Pranab Kanti Basu has looked at these from the platform of an ordinary, working class individual in his book ‘Globalisation: An Anti-Text.’ This book is the outcome of his series of articles in a bimonthly Bengali publication Ekhon Sanhathi which roughly translates into ‘unity now.’
The author calls globalisation a synthetic hegemony. Hegemony, he says is the process through which the ruling order attains the consent of the ruled. It has been described as synthetic because the structure masks the ruling order and so makes it acceptable.
Basu categorises writings on economic issues from a left perspective into three compartments: “there are the erudite or elite pieces, full of impenetrable jargon, meant for the initiated; the pieces meant for plebeian readers where the writer gives tantalising glimpses of one’s own knowledge of the theoretical issues involved but does not explicate the issues for the ‘ignorant’ reader; and then there are the pieces commissioned by the Party, whichever it may be.” His writings seeks to step away from these and yet introduce the topic to the reader in a simple way. Basu is presently on the faculty of the Department of Economics and Politics, Vishva-Bharti, where he teaches Marxian Economy.
Roundly condemning the so-called development based on globalisation, Basu says “We argue that globalization involves fundamentally the process of annulment of community right and even individual bourgeois legal rights (where they conflict with the drive by global capital to extract rent, as in the case of land acquisition in the different states of India.)” One of the strategies used to sustain this hegemony is to deify the free market as the most efficient system for the solution of economic problems of a society. “It has become almost a religious imperative that textbooks of economics must begin by ‘proving’ to the student that free market is the best thing that could have happened to humanity.”
The author forcefully attacks the basic concepts and working of the structure of the globalised economy. Not only does the book explain jargons and terms used in the modern economic writing, but also explains the consequences of these on the ground. The US, the country at the steering wheel of globalization comes for strong attack.
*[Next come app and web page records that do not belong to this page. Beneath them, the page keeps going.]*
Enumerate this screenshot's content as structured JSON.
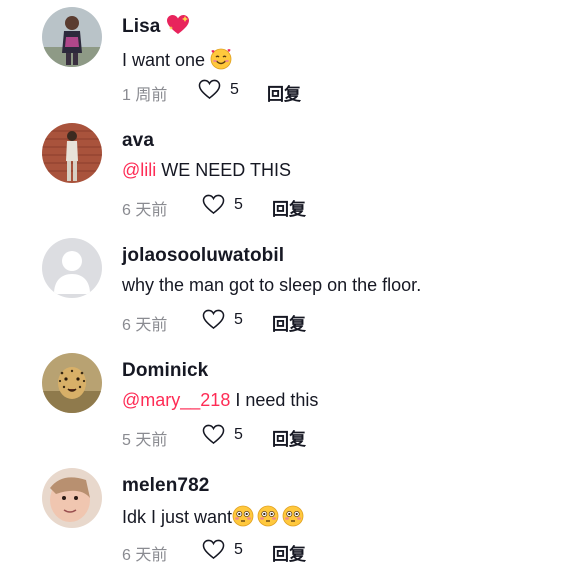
{
  "comments": [
    {
      "username": "Lisa",
      "username_emoji": "sparkling-heart",
      "mention": "",
      "text": "I want one ",
      "text_emojis": [
        "smiling-face-with-hearts"
      ],
      "time": "1 周前",
      "likes": "5",
      "reply_label": "回复"
    },
    {
      "username": "ava",
      "mention": "@lili",
      "text": " WE NEED THIS",
      "text_emojis": [],
      "time": "6 天前",
      "likes": "5",
      "reply_label": "回复"
    },
    {
      "username": "jolaosooluwatobil",
      "mention": "",
      "text": "why the man got to sleep on the floor.",
      "text_emojis": [],
      "time": "6 天前",
      "likes": "5",
      "reply_label": "回复"
    },
    {
      "username": "Dominick",
      "mention": "@mary__218",
      "text": " I need this",
      "text_emojis": [],
      "time": "5 天前",
      "likes": "5",
      "reply_label": "回复"
    },
    {
      "username": "melen782",
      "mention": "",
      "text": "Idk I just want",
      "text_emojis": [
        "flushed-face",
        "flushed-face",
        "flushed-face"
      ],
      "time": "6 天前",
      "likes": "5",
      "reply_label": "回复"
    }
  ],
  "colors": {
    "mention": "#fe2c55",
    "meta_text": "#8a8b91",
    "primary_text": "#161823"
  }
}
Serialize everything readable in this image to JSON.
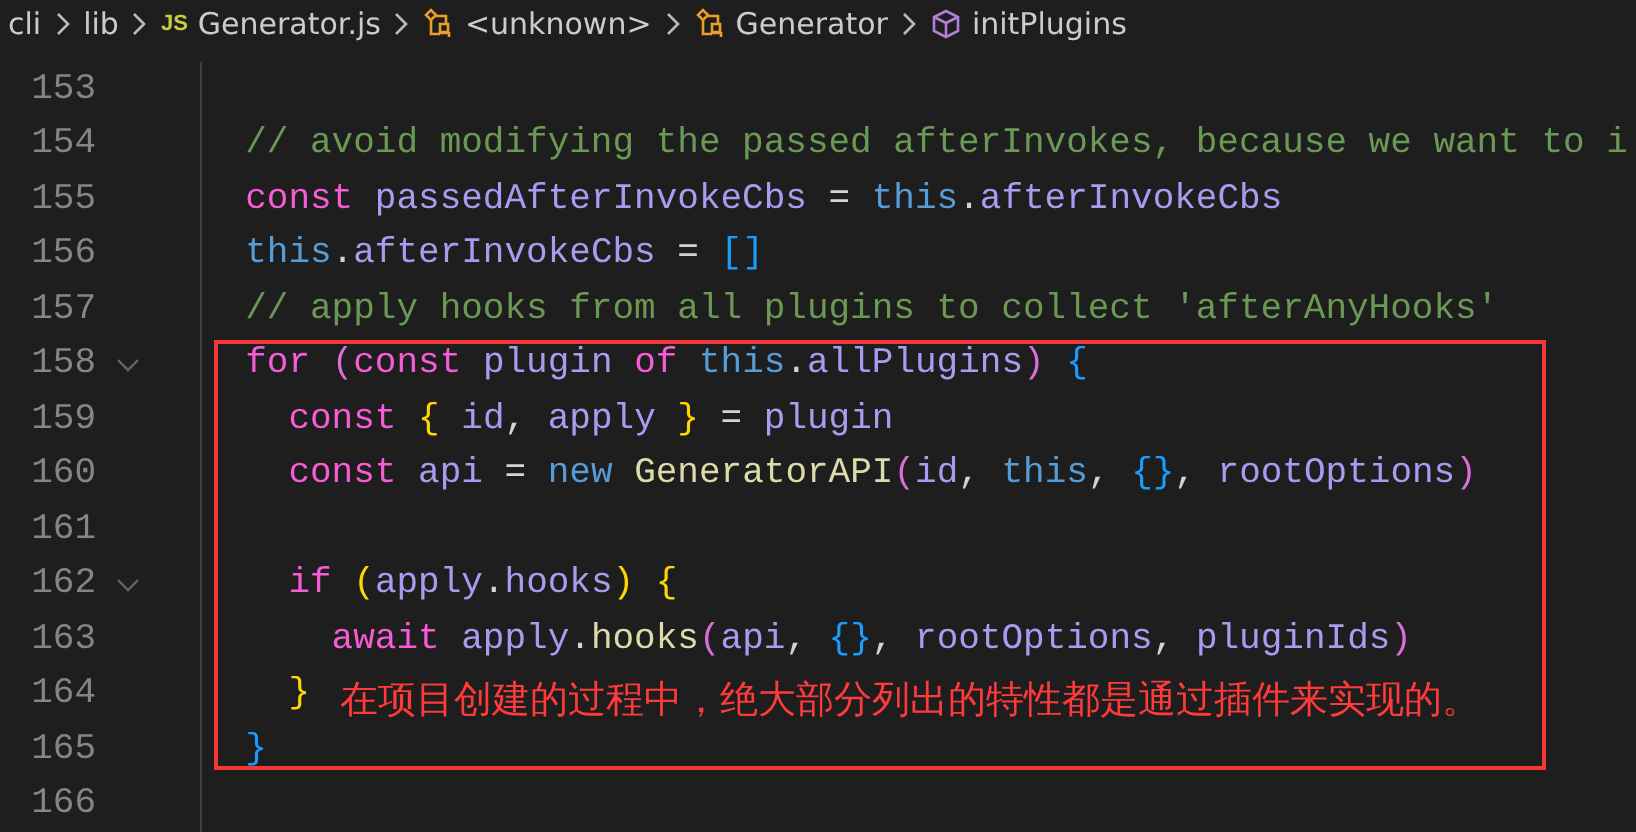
{
  "breadcrumb": [
    {
      "label": "cli",
      "kind": "folder"
    },
    {
      "label": "lib",
      "kind": "folder"
    },
    {
      "label": "Generator.js",
      "kind": "file",
      "badge": "JS"
    },
    {
      "label": "<unknown>",
      "kind": "class"
    },
    {
      "label": "Generator",
      "kind": "class"
    },
    {
      "label": "initPlugins",
      "kind": "method"
    }
  ],
  "lines": [
    {
      "number": "153",
      "foldable": false
    },
    {
      "number": "154",
      "foldable": false,
      "tokens": [
        {
          "text": "  // avoid modifying the passed afterInvokes, because we want to i",
          "kind": "comment"
        }
      ]
    },
    {
      "number": "155",
      "foldable": false,
      "tokens": [
        {
          "text": "  const",
          "kind": "keyword"
        },
        {
          "text": " passedAfterInvokeCbs ",
          "kind": "var"
        },
        {
          "text": "= ",
          "kind": "op"
        },
        {
          "text": "this",
          "kind": "this"
        },
        {
          "text": ".",
          "kind": "op"
        },
        {
          "text": "afterInvokeCbs",
          "kind": "var"
        }
      ]
    },
    {
      "number": "156",
      "foldable": false,
      "tokens": [
        {
          "text": "  this",
          "kind": "this"
        },
        {
          "text": ".",
          "kind": "op"
        },
        {
          "text": "afterInvokeCbs ",
          "kind": "var"
        },
        {
          "text": "= ",
          "kind": "op"
        },
        {
          "text": "[]",
          "kind": "bracket3"
        }
      ]
    },
    {
      "number": "157",
      "foldable": false,
      "tokens": [
        {
          "text": "  // apply hooks from all plugins to collect 'afterAnyHooks'",
          "kind": "comment"
        }
      ]
    },
    {
      "number": "158",
      "foldable": true,
      "tokens": [
        {
          "text": "  for ",
          "kind": "keyword"
        },
        {
          "text": "(",
          "kind": "bracket2"
        },
        {
          "text": "const",
          "kind": "keyword"
        },
        {
          "text": " plugin ",
          "kind": "var"
        },
        {
          "text": "of ",
          "kind": "keyword"
        },
        {
          "text": "this",
          "kind": "this"
        },
        {
          "text": ".",
          "kind": "op"
        },
        {
          "text": "allPlugins",
          "kind": "var"
        },
        {
          "text": ") ",
          "kind": "bracket2"
        },
        {
          "text": "{",
          "kind": "bracket3"
        }
      ]
    },
    {
      "number": "159",
      "foldable": false,
      "tokens": [
        {
          "text": "    const ",
          "kind": "keyword"
        },
        {
          "text": "{ ",
          "kind": "bracket1"
        },
        {
          "text": "id",
          "kind": "var"
        },
        {
          "text": ", ",
          "kind": "op"
        },
        {
          "text": "apply ",
          "kind": "var"
        },
        {
          "text": "} ",
          "kind": "bracket1"
        },
        {
          "text": "= ",
          "kind": "op"
        },
        {
          "text": "plugin",
          "kind": "var"
        }
      ]
    },
    {
      "number": "160",
      "foldable": false,
      "tokens": [
        {
          "text": "    const ",
          "kind": "keyword"
        },
        {
          "text": "api ",
          "kind": "var"
        },
        {
          "text": "= ",
          "kind": "op"
        },
        {
          "text": "new ",
          "kind": "this"
        },
        {
          "text": "GeneratorAPI",
          "kind": "function"
        },
        {
          "text": "(",
          "kind": "bracket2"
        },
        {
          "text": "id",
          "kind": "var"
        },
        {
          "text": ", ",
          "kind": "op"
        },
        {
          "text": "this",
          "kind": "this"
        },
        {
          "text": ", ",
          "kind": "op"
        },
        {
          "text": "{}",
          "kind": "bracket3"
        },
        {
          "text": ", ",
          "kind": "op"
        },
        {
          "text": "rootOptions",
          "kind": "var"
        },
        {
          "text": ")",
          "kind": "bracket2"
        }
      ]
    },
    {
      "number": "161",
      "foldable": false
    },
    {
      "number": "162",
      "foldable": true,
      "tokens": [
        {
          "text": "    if ",
          "kind": "keyword"
        },
        {
          "text": "(",
          "kind": "bracket1"
        },
        {
          "text": "apply",
          "kind": "var"
        },
        {
          "text": ".",
          "kind": "op"
        },
        {
          "text": "hooks",
          "kind": "var"
        },
        {
          "text": ") ",
          "kind": "bracket1"
        },
        {
          "text": "{",
          "kind": "bracket1"
        }
      ]
    },
    {
      "number": "163",
      "foldable": false,
      "tokens": [
        {
          "text": "      await ",
          "kind": "keyword"
        },
        {
          "text": "apply",
          "kind": "var"
        },
        {
          "text": ".",
          "kind": "op"
        },
        {
          "text": "hooks",
          "kind": "function"
        },
        {
          "text": "(",
          "kind": "bracket2"
        },
        {
          "text": "api",
          "kind": "var"
        },
        {
          "text": ", ",
          "kind": "op"
        },
        {
          "text": "{}",
          "kind": "bracket3"
        },
        {
          "text": ", ",
          "kind": "op"
        },
        {
          "text": "rootOptions",
          "kind": "var"
        },
        {
          "text": ", ",
          "kind": "op"
        },
        {
          "text": "pluginIds",
          "kind": "var"
        },
        {
          "text": ")",
          "kind": "bracket2"
        }
      ]
    },
    {
      "number": "164",
      "foldable": false,
      "tokens": [
        {
          "text": "    }",
          "kind": "bracket1"
        }
      ]
    },
    {
      "number": "165",
      "foldable": false,
      "tokens": [
        {
          "text": "  }",
          "kind": "bracket3"
        }
      ]
    },
    {
      "number": "166",
      "foldable": false
    }
  ],
  "annotation": {
    "text": "在项目创建的过程中，绝大部分列出的特性都是通过插件来实现的。"
  }
}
Right at the outset, the author discloses his ideological-political affiliations. He is left of the left. In the sense that he is disappointed with the modern Marxists, whom he sees as increasingly leaning towards capitalism. This ideological burden is visible throughout the book. If Basu had chosen to only write economics, without mixing it with his personal ideological choice, the book would have probably read better. As such it is a highly informative and analytical book, offering a perspective that is refreshingly different from the monotonous line pursued by most. He explains the hidden agenda of the IMF-World Bank as the handmaiden of the developed West.
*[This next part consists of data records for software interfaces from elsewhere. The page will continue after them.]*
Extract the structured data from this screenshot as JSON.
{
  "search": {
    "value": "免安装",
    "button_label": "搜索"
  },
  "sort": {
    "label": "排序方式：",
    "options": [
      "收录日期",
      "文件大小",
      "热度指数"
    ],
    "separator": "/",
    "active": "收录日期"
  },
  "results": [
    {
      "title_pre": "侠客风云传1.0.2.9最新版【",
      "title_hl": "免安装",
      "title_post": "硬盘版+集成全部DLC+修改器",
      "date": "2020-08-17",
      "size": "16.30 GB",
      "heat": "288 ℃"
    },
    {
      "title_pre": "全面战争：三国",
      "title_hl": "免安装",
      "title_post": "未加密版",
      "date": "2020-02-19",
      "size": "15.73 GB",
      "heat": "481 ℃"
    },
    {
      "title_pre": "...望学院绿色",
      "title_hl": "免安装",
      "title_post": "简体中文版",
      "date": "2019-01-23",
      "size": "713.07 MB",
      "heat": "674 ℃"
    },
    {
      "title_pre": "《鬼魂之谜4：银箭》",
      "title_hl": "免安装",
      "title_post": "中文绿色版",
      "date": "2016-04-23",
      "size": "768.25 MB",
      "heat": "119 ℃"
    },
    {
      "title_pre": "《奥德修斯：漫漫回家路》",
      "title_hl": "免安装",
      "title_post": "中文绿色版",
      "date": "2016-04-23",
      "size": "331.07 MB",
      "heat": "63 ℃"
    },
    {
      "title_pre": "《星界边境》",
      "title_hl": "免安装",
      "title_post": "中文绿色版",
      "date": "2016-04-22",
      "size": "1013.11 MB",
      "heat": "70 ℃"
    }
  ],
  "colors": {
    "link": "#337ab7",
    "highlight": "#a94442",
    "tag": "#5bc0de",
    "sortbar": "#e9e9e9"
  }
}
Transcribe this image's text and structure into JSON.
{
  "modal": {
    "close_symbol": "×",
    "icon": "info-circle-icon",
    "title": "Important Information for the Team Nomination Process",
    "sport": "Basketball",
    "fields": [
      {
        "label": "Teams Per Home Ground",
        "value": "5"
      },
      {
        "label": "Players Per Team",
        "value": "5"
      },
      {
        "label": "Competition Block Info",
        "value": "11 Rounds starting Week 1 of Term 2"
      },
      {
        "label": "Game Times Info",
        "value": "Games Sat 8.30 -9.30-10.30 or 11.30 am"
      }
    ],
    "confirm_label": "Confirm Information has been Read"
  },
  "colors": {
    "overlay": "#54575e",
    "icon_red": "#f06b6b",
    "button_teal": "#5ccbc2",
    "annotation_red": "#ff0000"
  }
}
Communism has failed world over. But that does not mean that capitalism is the alternative. The problem with the Marxian academics is that they cannot think of a third Indian alternative. For instance, there is a third way, as propounded by RSS ideologue Dattopant Thengadi, a truly Indian way that believes in the welfare of all. This approach looks at the world as a family not a market. But the two extreme viewpoints, supported by the vocal and acknowledged ‘intellectuals’ on both sides have consistently resisted the third way. Probably it is time to have a fresher look at it. The tragedy with globalization is that it is elitist, and it divides humanity into two compartments, and world is a market to be exploited by a few corporate with the support of the state.
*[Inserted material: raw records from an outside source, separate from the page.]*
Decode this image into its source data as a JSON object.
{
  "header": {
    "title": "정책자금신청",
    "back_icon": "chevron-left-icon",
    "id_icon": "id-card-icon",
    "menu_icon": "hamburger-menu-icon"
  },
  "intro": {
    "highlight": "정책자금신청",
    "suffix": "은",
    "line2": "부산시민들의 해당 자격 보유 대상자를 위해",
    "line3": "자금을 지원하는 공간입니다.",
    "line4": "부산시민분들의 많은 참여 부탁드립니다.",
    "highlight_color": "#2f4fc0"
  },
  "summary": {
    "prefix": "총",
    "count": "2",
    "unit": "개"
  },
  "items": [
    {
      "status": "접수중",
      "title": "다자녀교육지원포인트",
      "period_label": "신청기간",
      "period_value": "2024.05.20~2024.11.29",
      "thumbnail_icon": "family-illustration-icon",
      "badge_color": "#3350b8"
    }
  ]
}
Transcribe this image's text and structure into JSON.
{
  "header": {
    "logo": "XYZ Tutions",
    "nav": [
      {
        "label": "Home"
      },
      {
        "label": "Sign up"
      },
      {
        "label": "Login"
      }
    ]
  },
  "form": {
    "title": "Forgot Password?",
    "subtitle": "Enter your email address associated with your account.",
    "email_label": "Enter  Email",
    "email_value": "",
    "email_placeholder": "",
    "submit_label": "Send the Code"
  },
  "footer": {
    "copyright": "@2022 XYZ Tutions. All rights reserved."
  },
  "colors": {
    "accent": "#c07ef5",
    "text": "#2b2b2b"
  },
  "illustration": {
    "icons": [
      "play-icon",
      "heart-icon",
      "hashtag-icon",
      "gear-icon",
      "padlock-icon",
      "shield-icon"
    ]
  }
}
The alternative way suggested by Basu is the restructuring of the local communities that will “bridge the gap between the unavoidably different economic functions that have to be performed in a surplus-producing economy.” He continues, “Just as we should not disown history, so also we cannot reject the present. Modern development creates refugees of development by constructing industry or housing resorts for the rich on agricultural land; by the loss of occupation of the fishermen caused by the discharge of the chemical effluents into water bodies…We cannot turn back the wheels of this inhuman progress by rejecting the present.” He suggests mobilizing public opinion to strengthen the struggles of the marginalized people and to pressurize the governments into spending on social welfare. An ideal to begin with. But cannot be sustained unless the tenor of the discourse on development changes.
(AAkae Books, 28, Pkt IV, mayor Vihar Phase I, Delhi – 91)